Siteseen Logo


Tales beyond belief

Lyssa for kids
Discover the myths surrounding Lyssa, the Primordial Greek goddess of the night and the personification of mad rage and frenzy. The role of Lyssa as the goddess of mad rage and frenzy was feared as uncontrollable, frightening emotions, verging on madness and insanity. She was also the spirit of rabies in dogs and small animals, a deadly disease that causes madness and convulsions and is transmissible to humans.

Lyssa was the daughter of the primordial gods Erebus (God of Darkness) and Nyx (the dark Goddess of Night) and the sister of the many of the dark gods of death, night and the Underworld.

Who was Lyssa?
Lyssa was one of the primeval gods who was a daughter of Nyx, the goddess of night, who was believed to be the mother of everything mysterious and anything that was inexplicable and unpleasant, such as death, disease, sleep, ghosts, dreams, witchcraft and enchantments. Her father was
Erebus, who reigned in a palace in the dark regions of the Underworld.  As the sister of the many of the dark gods of death, night and the Underworld, Lyssa personified mad rage and frenzy. Lyssa represented temporary madness and violent mental agitation involving sudden frantic, wild, extreme emotion or or mania that was uncontrolled by reason. In ancient Greek mythology she was strongly associated with the Maniae.

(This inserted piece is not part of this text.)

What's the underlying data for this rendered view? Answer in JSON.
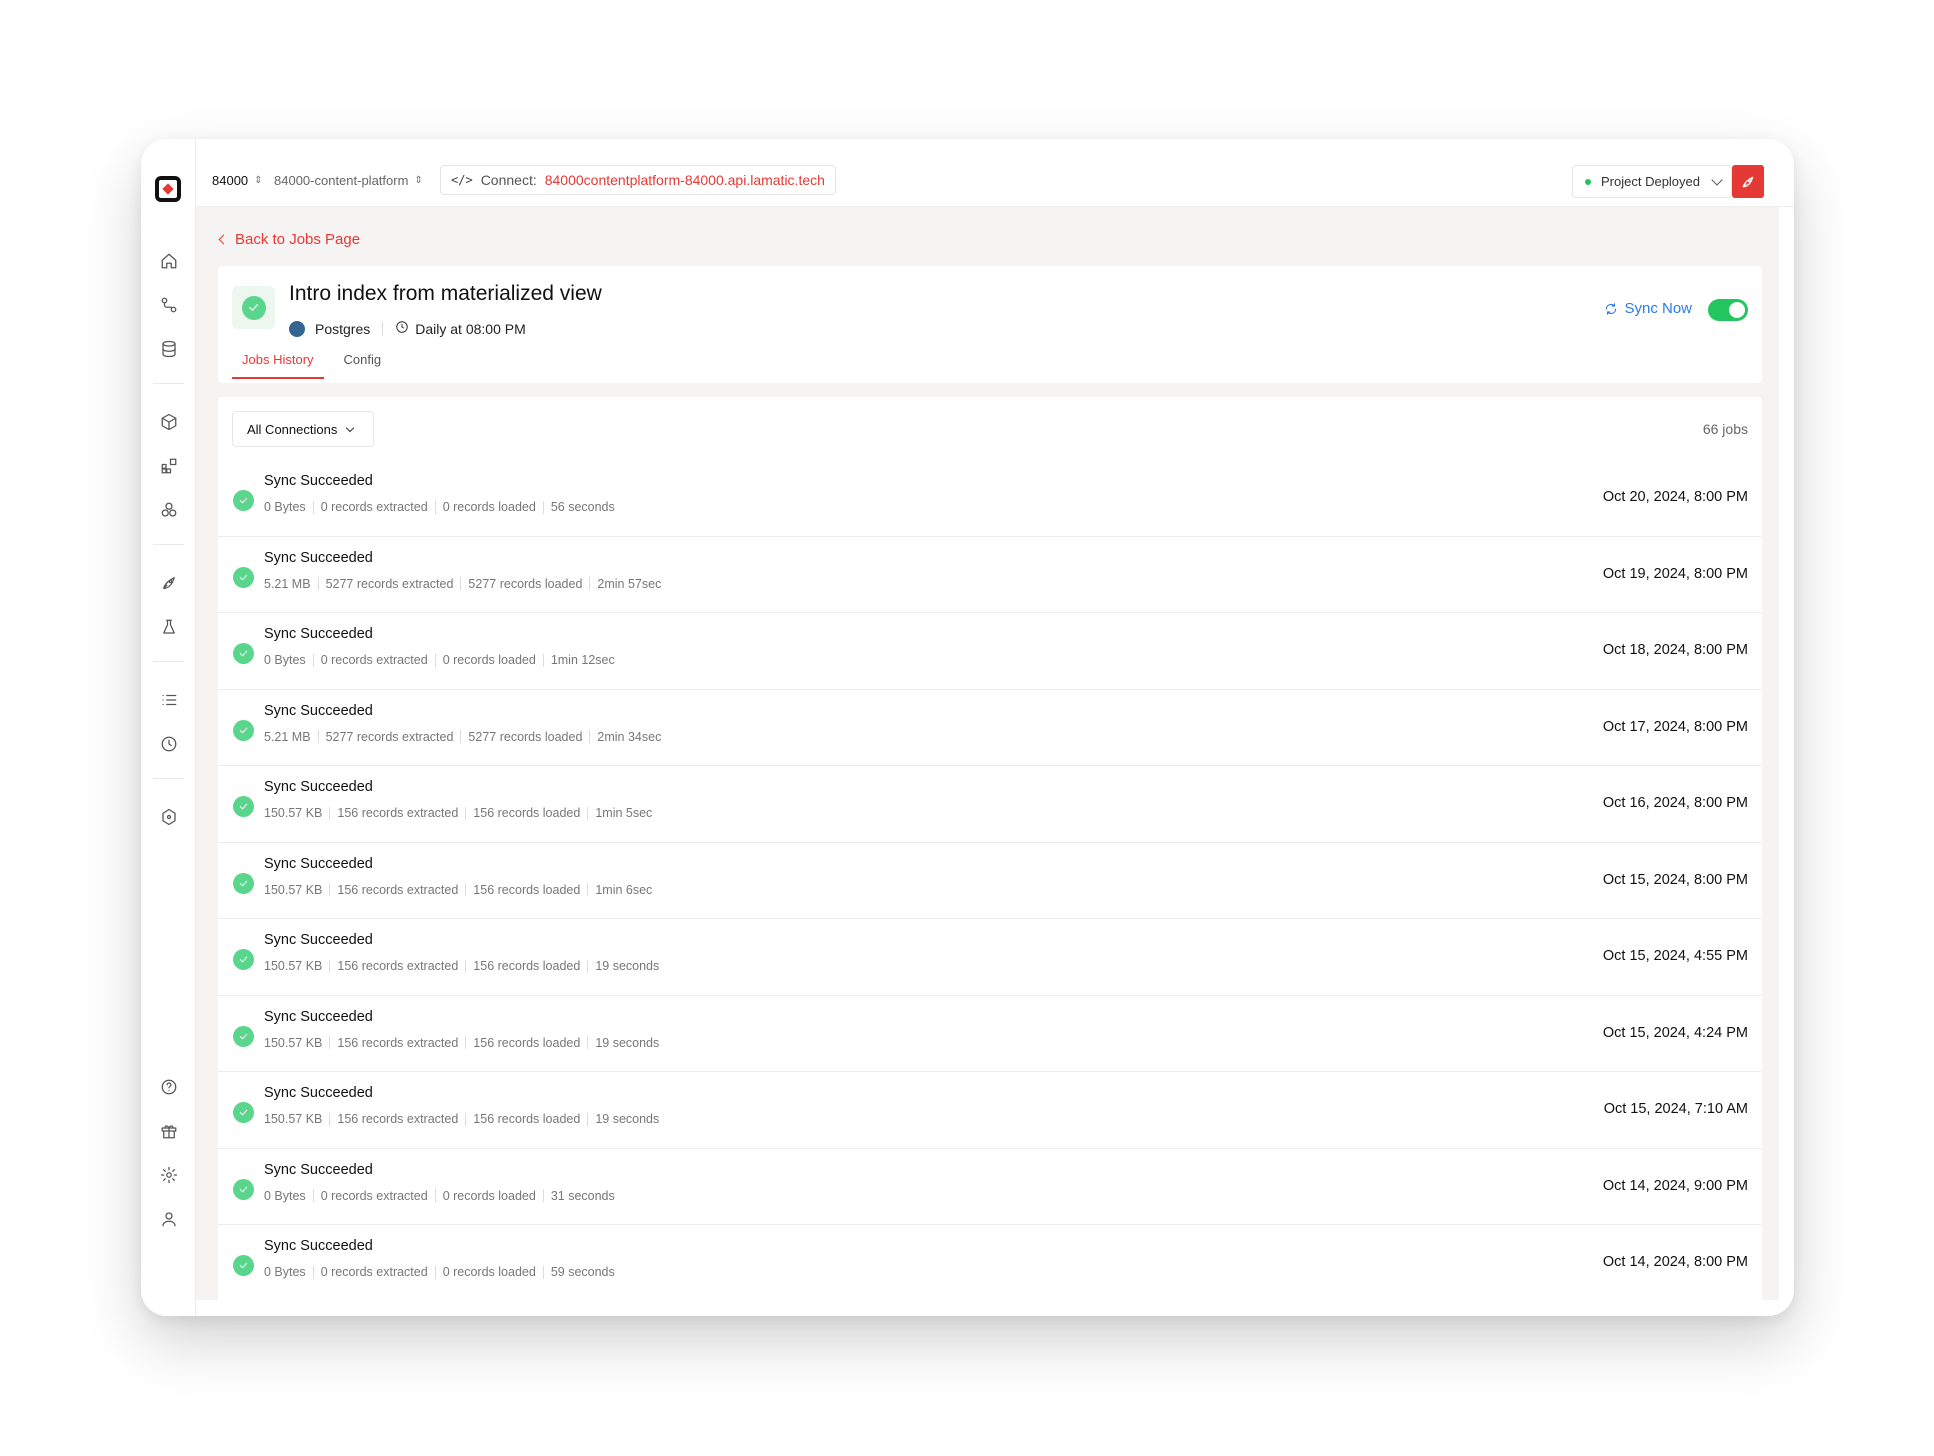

The Maniae were evil spirits personifying Insanity, madness and crazed frenzy, the goddess of insanity was called Insania  or Mania meaning madness. Insania and the Maniae were companions of both Lyssa and her infernal sisters, the Furies (Erinyes), the goddesses of Vengeance & Retribution.

Lyssa, the spirit of Rabies
Lyssa was held to be the spirit of rabies. Rabies is the terrifying, contagious and fatal disease of dogs and other small mammals, such as foxes, bats, and rodents, that causes madness and convulsions. Rabies is transmissible through the saliva of these animals to humans. Lyssa is therefore depicted in ancient Greek mythology as the companion of dogs. She is also associated with myths relating to the frenzied behavoiur of dogs such as the
Myth of Diana (Artemis) & Actaeon, in which the hunter Actaeon is killed by his own hounds. In the above picture, taken from a Greek vase-painting Lyssa is depicted as a woman wearing in a short hunting skirt and is crowned with a dog's head representing the madness of rabies.

Lyssa (Roman Counterpart was Furor)
When the Roman Empire conquered the Greeks in 146BC, the Romans assimilated various elements from other cultures and civilisations, including the gods and goddesses that were worshipped by the Ancient Greeks. Many of the Greek gods and goddesses, such as Lyssa, were therefore adopted by the Romans but were given Latin names. The Roman counterpart of Lyssa was Furor. She was sometimes pluralized into a group of Furores. In Roman mythology, Mania was the goddess of insanity and madness, a powerful goddess of the dead who ruled the underworld along with Mantus. She was believed to be the mother of ghosts, the undead, and other spirits of the night, the Manes.

The Brothers and Sisters of Lyssa
According to Greek Mythology Lyssa was the daughter of
Nyx, the dark goddess of Night and Erebus whose province was the Underworld before the emergence of Hades. The siblings of Lyssa were all death spirits:

  • Thanatos, twin of Hypnos, a god of Death, the hard-hearted, pitiless, enemy of mankind

  • The Keres, or “Death Fates” described as 'scavengers who defiled the dead'

  • Eris the goddess of Discord, quarrels and feuds

  • Moros the god of old age

  • Oizys the goddess of distress, anxiety and worry

  • Hypnos, the god of sleep

  • Epiphron the demon of shrewdness

  • Nemesis avenging goddess of Divine Retribution

  • Charon, the Ferryman

  • Momus the evil-spirited god of blame and criticism

  • Hecate was the goddess of magic, witchcraft and ghosts

  • The Fates, the goddesses of Destiny

  • The Furies, the goddesses of vengeance and retribution

Gods and Deities
Greek Gods and Goddesses

Privacy Statement

Cookie Policy

© 2017 Siteseen Ltd